Exercise>
Set every record down again, exactly and completely.

Record set>

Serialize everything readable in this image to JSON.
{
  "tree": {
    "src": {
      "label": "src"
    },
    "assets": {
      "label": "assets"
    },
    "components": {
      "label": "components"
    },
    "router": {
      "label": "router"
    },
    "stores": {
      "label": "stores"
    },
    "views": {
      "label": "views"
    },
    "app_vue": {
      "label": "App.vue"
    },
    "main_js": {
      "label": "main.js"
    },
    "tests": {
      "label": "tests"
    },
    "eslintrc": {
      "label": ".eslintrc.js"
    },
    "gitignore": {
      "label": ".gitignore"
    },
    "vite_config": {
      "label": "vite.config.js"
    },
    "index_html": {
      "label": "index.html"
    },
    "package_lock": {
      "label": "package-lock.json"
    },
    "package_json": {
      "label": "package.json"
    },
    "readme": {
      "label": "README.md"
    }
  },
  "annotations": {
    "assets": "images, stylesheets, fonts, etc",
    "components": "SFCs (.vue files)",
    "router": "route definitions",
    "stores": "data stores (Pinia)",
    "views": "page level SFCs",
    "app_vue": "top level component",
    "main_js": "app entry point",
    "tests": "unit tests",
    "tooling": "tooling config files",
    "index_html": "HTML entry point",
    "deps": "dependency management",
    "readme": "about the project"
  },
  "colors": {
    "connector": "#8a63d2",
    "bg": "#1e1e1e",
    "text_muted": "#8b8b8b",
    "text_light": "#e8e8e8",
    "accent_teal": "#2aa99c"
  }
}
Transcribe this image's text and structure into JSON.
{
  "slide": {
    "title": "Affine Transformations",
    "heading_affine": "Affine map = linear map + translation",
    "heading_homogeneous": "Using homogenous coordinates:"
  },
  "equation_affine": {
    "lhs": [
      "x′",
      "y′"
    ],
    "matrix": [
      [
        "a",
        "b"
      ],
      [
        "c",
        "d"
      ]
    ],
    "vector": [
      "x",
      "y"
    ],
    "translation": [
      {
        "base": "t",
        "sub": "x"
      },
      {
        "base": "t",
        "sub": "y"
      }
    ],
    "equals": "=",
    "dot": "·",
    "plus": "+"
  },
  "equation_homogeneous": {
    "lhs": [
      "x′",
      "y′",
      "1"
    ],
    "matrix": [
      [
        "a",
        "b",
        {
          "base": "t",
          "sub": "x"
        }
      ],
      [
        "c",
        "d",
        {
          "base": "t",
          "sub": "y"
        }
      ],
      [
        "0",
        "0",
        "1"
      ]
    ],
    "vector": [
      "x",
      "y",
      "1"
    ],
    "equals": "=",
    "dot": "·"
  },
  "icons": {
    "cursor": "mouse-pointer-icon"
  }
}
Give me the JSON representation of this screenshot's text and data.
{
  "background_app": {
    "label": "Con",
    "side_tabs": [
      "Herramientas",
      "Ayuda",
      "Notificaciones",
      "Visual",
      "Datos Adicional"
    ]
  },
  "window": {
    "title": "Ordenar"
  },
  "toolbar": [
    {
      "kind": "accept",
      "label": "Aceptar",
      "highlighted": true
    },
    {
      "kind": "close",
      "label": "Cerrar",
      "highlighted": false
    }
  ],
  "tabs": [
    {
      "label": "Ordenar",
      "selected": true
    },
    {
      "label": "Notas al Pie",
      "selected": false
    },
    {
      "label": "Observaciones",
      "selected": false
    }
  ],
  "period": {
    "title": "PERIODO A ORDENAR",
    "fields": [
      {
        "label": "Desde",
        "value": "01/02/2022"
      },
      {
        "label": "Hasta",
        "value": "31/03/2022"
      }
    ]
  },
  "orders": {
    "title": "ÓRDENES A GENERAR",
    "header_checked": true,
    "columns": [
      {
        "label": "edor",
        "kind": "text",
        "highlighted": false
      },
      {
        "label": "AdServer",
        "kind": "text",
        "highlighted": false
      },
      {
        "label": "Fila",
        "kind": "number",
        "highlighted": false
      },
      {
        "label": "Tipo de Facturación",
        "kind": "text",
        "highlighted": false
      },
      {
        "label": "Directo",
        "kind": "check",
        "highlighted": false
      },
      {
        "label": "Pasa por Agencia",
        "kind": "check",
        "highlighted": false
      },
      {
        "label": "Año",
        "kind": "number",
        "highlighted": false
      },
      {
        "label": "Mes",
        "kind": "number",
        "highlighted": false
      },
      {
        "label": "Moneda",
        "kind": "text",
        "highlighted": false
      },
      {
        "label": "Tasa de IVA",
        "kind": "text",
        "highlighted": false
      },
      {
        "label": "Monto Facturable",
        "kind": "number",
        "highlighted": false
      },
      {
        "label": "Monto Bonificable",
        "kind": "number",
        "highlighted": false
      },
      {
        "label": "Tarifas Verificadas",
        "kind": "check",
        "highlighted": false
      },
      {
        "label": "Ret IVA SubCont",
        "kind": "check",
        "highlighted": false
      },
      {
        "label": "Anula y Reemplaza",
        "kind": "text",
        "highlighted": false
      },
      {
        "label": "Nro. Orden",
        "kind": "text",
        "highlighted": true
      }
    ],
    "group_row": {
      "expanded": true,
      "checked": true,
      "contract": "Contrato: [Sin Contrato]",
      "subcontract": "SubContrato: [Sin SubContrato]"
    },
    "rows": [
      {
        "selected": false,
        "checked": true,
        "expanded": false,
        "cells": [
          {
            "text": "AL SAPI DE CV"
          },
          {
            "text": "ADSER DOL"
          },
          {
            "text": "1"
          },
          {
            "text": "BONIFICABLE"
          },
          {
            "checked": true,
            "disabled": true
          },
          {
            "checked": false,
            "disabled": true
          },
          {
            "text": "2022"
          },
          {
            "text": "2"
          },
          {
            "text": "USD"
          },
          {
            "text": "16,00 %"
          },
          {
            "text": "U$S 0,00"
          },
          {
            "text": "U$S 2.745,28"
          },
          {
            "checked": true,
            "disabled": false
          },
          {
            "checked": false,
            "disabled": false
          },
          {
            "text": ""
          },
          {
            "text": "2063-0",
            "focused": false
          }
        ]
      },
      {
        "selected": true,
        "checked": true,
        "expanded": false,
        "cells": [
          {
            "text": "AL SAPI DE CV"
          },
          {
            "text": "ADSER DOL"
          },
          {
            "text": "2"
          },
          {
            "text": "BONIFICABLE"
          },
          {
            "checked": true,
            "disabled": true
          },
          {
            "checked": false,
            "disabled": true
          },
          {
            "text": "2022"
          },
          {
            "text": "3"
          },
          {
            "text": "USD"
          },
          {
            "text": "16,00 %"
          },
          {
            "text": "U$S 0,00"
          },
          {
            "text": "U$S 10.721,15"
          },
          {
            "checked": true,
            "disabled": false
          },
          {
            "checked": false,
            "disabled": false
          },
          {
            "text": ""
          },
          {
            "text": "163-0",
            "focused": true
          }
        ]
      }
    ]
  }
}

Expected output>
Serialize everything readable in this image to JSON.
{
  "tree": {
    "src": {
      "label": "src"
    },
    "assets": {
      "label": "assets"
    },
    "components": {
      "label": "components"
    },
    "router": {
      "label": "router"
    },
    "stores": {
      "label": "stores"
    },
    "views": {
      "label": "views"
    },
    "app_vue": {
      "label": "App.vue"
    },
    "main_js": {
      "label": "main.js"
    },
    "tests": {
      "label": "tests"
    },
    "eslintrc": {
      "label": ".eslintrc.js"
    },
    "gitignore": {
      "label": ".gitignore"
    },
    "vite_config": {
      "label": "vite.config.js"
    },
    "index_html": {
      "label": "index.html"
    },
    "package_lock": {
      "label": "package-lock.json"
    },
    "package_json": {
      "label": "package.json"
    },
    "readme": {
      "label": "README.md"
    }
  },
  "annotations": {
    "assets": "images, stylesheets, fonts, etc",
    "components": "SFCs (.vue files)",
    "router": "route definitions",
    "stores": "data stores (Pinia)",
    "views": "page level SFCs",
    "app_vue": "top level component",
    "main_js": "app entry point",
    "tests": "unit tests",
    "tooling": "tooling config files",
    "index_html": "HTML entry point",
    "deps": "dependency management",
    "readme": "about the project"
  },
  "colors": {
    "connector": "#8a63d2",
    "bg": "#1e1e1e",
    "text_muted": "#8b8b8b",
    "text_light": "#e8e8e8",
    "accent_teal": "#2aa99c"
  }
}
Transcribe this image's text and structure into JSON.
{
  "slide": {
    "title": "Affine Transformations",
    "heading_affine": "Affine map = linear map + translation",
    "heading_homogeneous": "Using homogenous coordinates:"
  },
  "equation_affine": {
    "lhs": [
      "x′",
      "y′"
    ],
    "matrix": [
      [
        "a",
        "b"
      ],
      [
        "c",
        "d"
      ]
    ],
    "vector": [
      "x",
      "y"
    ],
    "translation": [
      {
        "base": "t",
        "sub": "x"
      },
      {
        "base": "t",
        "sub": "y"
      }
    ],
    "equals": "=",
    "dot": "·",
    "plus": "+"
  },
  "equation_homogeneous": {
    "lhs": [
      "x′",
      "y′",
      "1"
    ],
    "matrix": [
      [
        "a",
        "b",
        {
          "base": "t",
          "sub": "x"
        }
      ],
      [
        "c",
        "d",
        {
          "base": "t",
          "sub": "y"
        }
      ],
      [
        "0",
        "0",
        "1"
      ]
    ],
    "vector": [
      "x",
      "y",
      "1"
    ],
    "equals": "=",
    "dot": "·"
  },
  "icons": {
    "cursor": "mouse-pointer-icon"
  }
}
Give me the JSON representation of this screenshot's text and data.
{
  "background_app": {
    "label": "Con",
    "side_tabs": [
      "Herramientas",
      "Ayuda",
      "Notificaciones",
      "Visual",
      "Datos Adicional"
    ]
  },
  "window": {
    "title": "Ordenar"
  },
  "toolbar": [
    {
      "kind": "accept",
      "label": "Aceptar",
      "highlighted": true
    },
    {
      "kind": "close",
      "label": "Cerrar",
      "highlighted": false
    }
  ],
  "tabs": [
    {
      "label": "Ordenar",
      "selected": true
    },
    {
      "label": "Notas al Pie",
      "selected": false
    },
    {
      "label": "Observaciones",
      "selected": false
    }
  ],
  "period": {
    "title": "PERIODO A ORDENAR",
    "fields": [
      {
        "label": "Desde",
        "value": "01/02/2022"
      },
      {
        "label": "Hasta",
        "value": "31/03/2022"
      }
    ]
  },
  "orders": {
    "title": "ÓRDENES A GENERAR",
    "header_checked": true,
    "columns": [
      {
        "label": "edor",
        "kind": "text",
        "highlighted": false
      },
      {
        "label": "AdServer",
        "kind": "text",
        "highlighted": false
      },
      {
        "label": "Fila",
        "kind": "number",
        "highlighted": false
      },
      {
        "label": "Tipo de Facturación",
        "kind": "text",
        "highlighted": false
      },
      {
        "label": "Directo",
        "kind": "check",
        "highlighted": false
      },
      {
        "label": "Pasa por Agencia",
        "kind": "check",
        "highlighted": false
      },
      {
        "label": "Año",
        "kind": "number",
        "highlighted": false
      },
      {
        "label": "Mes",
        "kind": "number",
        "highlighted": false
      },
      {
        "label": "Moneda",
        "kind": "text",
        "highlighted": false
      },
      {
        "label": "Tasa de IVA",
        "kind": "text",
        "highlighted": false
      },
      {
        "label": "Monto Facturable",
        "kind": "number",
        "highlighted": false
      },
      {
        "label": "Monto Bonificable",
        "kind": "number",
        "highlighted": false
      },
      {
        "label": "Tarifas Verificadas",
        "kind": "check",
        "highlighted": false
      },
      {
        "label": "Ret IVA SubCont",
        "kind": "check",
        "highlighted": false
      },
      {
        "label": "Anula y Reemplaza",
        "kind": "text",
        "highlighted": false
      },
      {
        "label": "Nro. Orden",
        "kind": "text",
        "highlighted": true
      }
    ],
    "group_row": {
      "expanded": true,
      "checked": true,
      "contract": "Contrato: [Sin Contrato]",
      "subcontract": "SubContrato: [Sin SubContrato]"
    },
    "rows": [
      {
        "selected": false,
        "checked": true,
        "expanded": false,
        "cells": [
          {
            "text": "AL SAPI DE CV"
          },
          {
            "text": "ADSER DOL"
          },
          {
            "text": "1"
          },
          {
            "text": "BONIFICABLE"
          },
          {
            "checked": true,
            "disabled": true
          },
          {
            "checked": false,
            "disabled": true
          },
          {
            "text": "2022"
          },
          {
            "text": "2"
          },
          {
            "text": "USD"
          },
          {
            "text": "16,00 %"
          },
          {
            "text": "U$S 0,00"
          },
          {
            "text": "U$S 2.745,28"
          },
          {
            "checked": true,
            "disabled": false
          },
          {
            "checked": false,
            "disabled": false
          },
          {
            "text": ""
          },
          {
            "text": "2063-0",
            "focused": false
          }
        ]
      },
      {
        "selected": true,
        "checked": true,
        "expanded": false,
        "cells": [
          {
            "text": "AL SAPI DE CV"
          },
          {
            "text": "ADSER DOL"
          },
          {
            "text": "2"
          },
          {
            "text": "BONIFICABLE"
          },
          {
            "checked": true,
            "disabled": true
          },
          {
            "checked": false,
            "disabled": true
          },
          {
            "text": "2022"
          },
          {
            "text": "3"
          },
          {
            "text": "USD"
          },
          {
            "text": "16,00 %"
          },
          {
            "text": "U$S 0,00"
          },
          {
            "text": "U$S 10.721,15"
          },
          {
            "checked": true,
            "disabled": false
          },
          {
            "checked": false,
            "disabled": false
          },
          {
            "text": ""
          },
          {
            "text": "163-0",
            "focused": true
          }
        ]
      }
    ]
  }
}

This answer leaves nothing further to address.